(Beginning of Dataset records)

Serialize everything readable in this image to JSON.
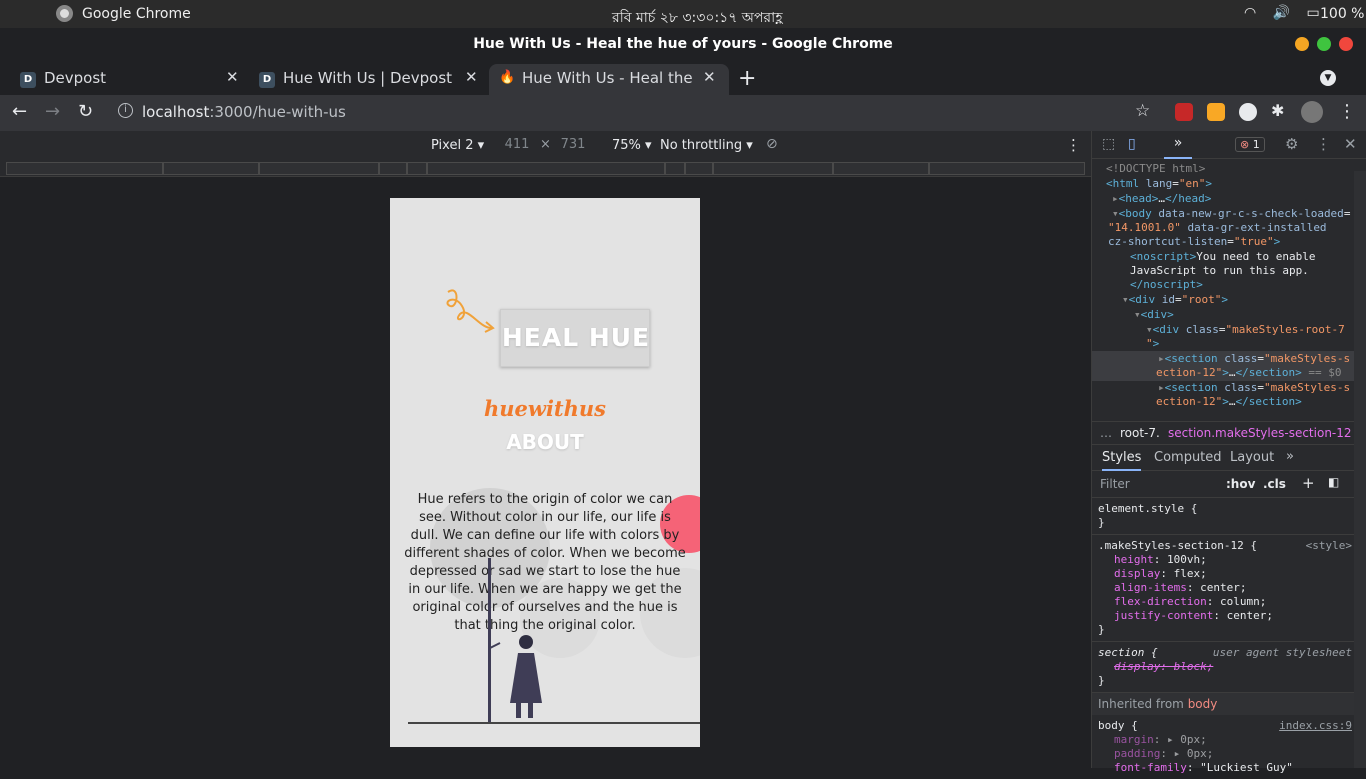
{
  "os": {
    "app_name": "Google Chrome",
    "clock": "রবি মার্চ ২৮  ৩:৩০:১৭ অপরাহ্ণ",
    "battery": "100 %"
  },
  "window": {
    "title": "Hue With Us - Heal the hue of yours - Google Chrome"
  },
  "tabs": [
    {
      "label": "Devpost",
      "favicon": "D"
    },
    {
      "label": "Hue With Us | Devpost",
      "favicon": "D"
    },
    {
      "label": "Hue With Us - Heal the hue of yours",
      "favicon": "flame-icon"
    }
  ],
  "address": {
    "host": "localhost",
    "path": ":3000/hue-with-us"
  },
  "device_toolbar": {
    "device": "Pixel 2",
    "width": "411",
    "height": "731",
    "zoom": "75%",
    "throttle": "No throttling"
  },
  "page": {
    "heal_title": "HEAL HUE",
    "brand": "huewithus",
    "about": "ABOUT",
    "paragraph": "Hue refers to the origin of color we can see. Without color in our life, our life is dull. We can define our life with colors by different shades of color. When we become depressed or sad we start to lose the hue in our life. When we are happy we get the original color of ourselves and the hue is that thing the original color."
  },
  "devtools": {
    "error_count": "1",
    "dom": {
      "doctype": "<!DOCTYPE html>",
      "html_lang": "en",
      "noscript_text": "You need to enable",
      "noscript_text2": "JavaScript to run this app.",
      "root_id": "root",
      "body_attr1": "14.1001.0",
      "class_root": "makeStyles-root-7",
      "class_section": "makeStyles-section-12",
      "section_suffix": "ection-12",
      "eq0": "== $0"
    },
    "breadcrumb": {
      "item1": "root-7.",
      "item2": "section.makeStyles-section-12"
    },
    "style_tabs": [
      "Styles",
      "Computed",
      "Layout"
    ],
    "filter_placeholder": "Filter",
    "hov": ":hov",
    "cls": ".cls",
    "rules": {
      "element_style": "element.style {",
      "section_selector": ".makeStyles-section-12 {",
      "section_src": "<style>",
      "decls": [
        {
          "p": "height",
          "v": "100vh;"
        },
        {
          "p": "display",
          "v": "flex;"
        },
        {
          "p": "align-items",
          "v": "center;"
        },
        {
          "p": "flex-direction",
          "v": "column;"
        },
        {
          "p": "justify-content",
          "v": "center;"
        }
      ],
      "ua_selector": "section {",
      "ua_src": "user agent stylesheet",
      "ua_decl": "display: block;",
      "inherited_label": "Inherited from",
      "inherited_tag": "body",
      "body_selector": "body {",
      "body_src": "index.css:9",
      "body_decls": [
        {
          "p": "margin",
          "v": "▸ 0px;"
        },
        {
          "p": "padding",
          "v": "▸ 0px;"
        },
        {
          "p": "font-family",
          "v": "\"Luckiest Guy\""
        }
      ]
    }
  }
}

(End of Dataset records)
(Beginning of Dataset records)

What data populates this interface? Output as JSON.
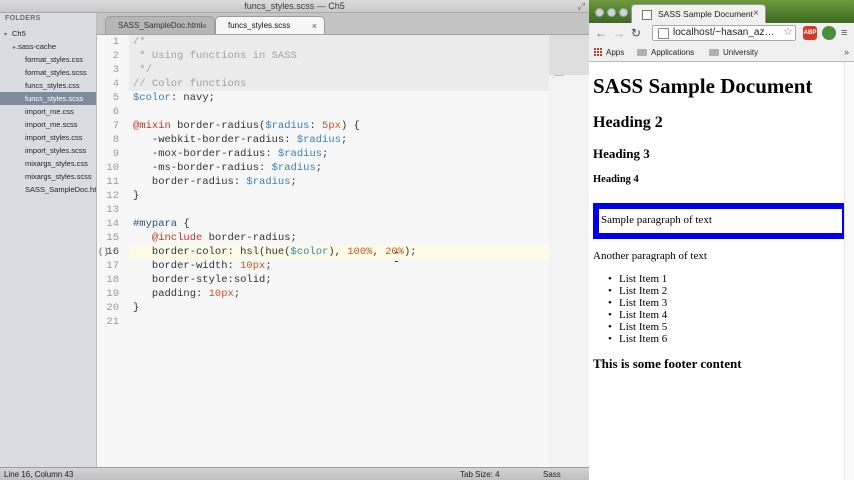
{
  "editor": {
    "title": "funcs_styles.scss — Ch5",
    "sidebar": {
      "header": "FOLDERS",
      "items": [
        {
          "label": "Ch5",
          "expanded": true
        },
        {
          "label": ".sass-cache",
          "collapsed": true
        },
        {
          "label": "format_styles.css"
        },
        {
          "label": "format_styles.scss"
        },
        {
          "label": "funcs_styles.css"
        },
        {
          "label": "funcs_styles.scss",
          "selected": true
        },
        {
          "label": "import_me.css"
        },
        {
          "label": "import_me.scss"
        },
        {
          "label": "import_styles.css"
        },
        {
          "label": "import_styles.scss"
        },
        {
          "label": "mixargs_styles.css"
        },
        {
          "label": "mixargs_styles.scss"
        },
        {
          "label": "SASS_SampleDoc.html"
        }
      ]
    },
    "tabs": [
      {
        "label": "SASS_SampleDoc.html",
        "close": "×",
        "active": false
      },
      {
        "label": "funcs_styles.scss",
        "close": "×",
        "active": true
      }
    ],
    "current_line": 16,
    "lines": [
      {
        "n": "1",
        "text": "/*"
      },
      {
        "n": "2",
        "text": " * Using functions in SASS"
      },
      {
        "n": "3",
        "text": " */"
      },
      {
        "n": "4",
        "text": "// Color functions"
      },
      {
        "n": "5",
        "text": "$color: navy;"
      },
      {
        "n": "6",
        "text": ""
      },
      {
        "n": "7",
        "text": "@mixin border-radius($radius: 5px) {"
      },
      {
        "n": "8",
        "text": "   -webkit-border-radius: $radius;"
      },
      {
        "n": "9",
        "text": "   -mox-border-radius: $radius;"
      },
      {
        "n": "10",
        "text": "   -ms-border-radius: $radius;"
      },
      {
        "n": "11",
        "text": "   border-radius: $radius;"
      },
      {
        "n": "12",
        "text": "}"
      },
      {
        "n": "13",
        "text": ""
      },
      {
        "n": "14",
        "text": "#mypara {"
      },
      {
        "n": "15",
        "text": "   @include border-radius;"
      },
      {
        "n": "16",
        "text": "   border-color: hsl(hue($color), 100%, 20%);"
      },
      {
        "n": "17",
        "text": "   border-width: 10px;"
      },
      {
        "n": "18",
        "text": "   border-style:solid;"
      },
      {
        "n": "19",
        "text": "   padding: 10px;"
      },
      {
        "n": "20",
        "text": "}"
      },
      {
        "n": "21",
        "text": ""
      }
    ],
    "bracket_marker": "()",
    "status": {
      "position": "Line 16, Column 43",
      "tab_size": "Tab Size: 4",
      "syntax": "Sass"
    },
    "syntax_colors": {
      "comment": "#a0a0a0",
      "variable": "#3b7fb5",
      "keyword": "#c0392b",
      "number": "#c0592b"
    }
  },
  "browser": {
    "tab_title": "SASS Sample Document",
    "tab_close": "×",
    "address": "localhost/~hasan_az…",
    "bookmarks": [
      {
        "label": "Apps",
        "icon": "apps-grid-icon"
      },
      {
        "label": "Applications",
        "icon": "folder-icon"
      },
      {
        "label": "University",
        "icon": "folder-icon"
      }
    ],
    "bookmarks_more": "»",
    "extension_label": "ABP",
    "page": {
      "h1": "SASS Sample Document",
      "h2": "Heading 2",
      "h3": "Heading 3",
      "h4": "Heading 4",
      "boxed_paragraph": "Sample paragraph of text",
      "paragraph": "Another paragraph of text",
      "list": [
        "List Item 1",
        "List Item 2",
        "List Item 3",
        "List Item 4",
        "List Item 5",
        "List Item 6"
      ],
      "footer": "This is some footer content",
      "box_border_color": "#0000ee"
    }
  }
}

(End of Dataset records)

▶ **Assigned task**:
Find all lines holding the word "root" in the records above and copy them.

▶ **Reply**:
      "root_id": "root",
      "class_root": "makeStyles-root-7",
      "item1": "root-7.",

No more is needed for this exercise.